# Task instructions
Except for the pictures, reproduce the records word for word.

# Record extracts
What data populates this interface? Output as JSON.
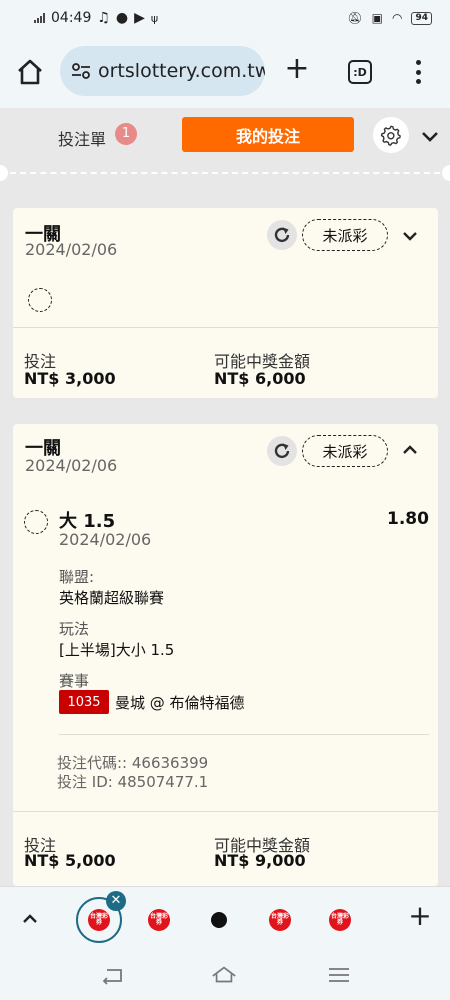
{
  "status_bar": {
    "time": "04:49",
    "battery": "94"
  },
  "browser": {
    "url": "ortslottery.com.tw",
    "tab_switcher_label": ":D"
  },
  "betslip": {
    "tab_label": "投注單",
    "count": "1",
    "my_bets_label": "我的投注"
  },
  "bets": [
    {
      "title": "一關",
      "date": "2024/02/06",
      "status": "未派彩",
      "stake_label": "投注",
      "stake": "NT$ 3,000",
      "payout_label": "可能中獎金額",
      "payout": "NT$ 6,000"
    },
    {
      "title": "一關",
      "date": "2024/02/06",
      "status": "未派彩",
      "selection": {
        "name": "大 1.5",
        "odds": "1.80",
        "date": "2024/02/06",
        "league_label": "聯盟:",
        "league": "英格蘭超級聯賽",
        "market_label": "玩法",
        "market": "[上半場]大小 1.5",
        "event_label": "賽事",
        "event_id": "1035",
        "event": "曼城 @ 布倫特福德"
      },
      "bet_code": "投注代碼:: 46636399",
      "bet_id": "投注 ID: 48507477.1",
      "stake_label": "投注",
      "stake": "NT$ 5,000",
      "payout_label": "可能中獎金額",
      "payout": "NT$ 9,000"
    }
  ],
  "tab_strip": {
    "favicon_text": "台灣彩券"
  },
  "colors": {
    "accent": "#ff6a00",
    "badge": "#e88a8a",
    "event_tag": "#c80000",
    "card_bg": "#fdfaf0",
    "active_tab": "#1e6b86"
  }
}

# Answer to the problem
What data populates this interface? Output as JSON.
{
  "status_bar": {
    "time": "04:49",
    "battery": "94"
  },
  "browser": {
    "url": "ortslottery.com.tw",
    "tab_switcher_label": ":D"
  },
  "betslip": {
    "tab_label": "投注單",
    "count": "1",
    "my_bets_label": "我的投注"
  },
  "bets": [
    {
      "title": "一關",
      "date": "2024/02/06",
      "status": "未派彩",
      "stake_label": "投注",
      "stake": "NT$ 3,000",
      "payout_label": "可能中獎金額",
      "payout": "NT$ 6,000"
    },
    {
      "title": "一關",
      "date": "2024/02/06",
      "status": "未派彩",
      "selection": {
        "name": "大 1.5",
        "odds": "1.80",
        "date": "2024/02/06",
        "league_label": "聯盟:",
        "league": "英格蘭超級聯賽",
        "market_label": "玩法",
        "market": "[上半場]大小 1.5",
        "event_label": "賽事",
        "event_id": "1035",
        "event": "曼城 @ 布倫特福德"
      },
      "bet_code": "投注代碼:: 46636399",
      "bet_id": "投注 ID: 48507477.1",
      "stake_label": "投注",
      "stake": "NT$ 5,000",
      "payout_label": "可能中獎金額",
      "payout": "NT$ 9,000"
    }
  ],
  "tab_strip": {
    "favicon_text": "台灣彩券"
  },
  "colors": {
    "accent": "#ff6a00",
    "badge": "#e88a8a",
    "event_tag": "#c80000",
    "card_bg": "#fdfaf0",
    "active_tab": "#1e6b86"
  }
}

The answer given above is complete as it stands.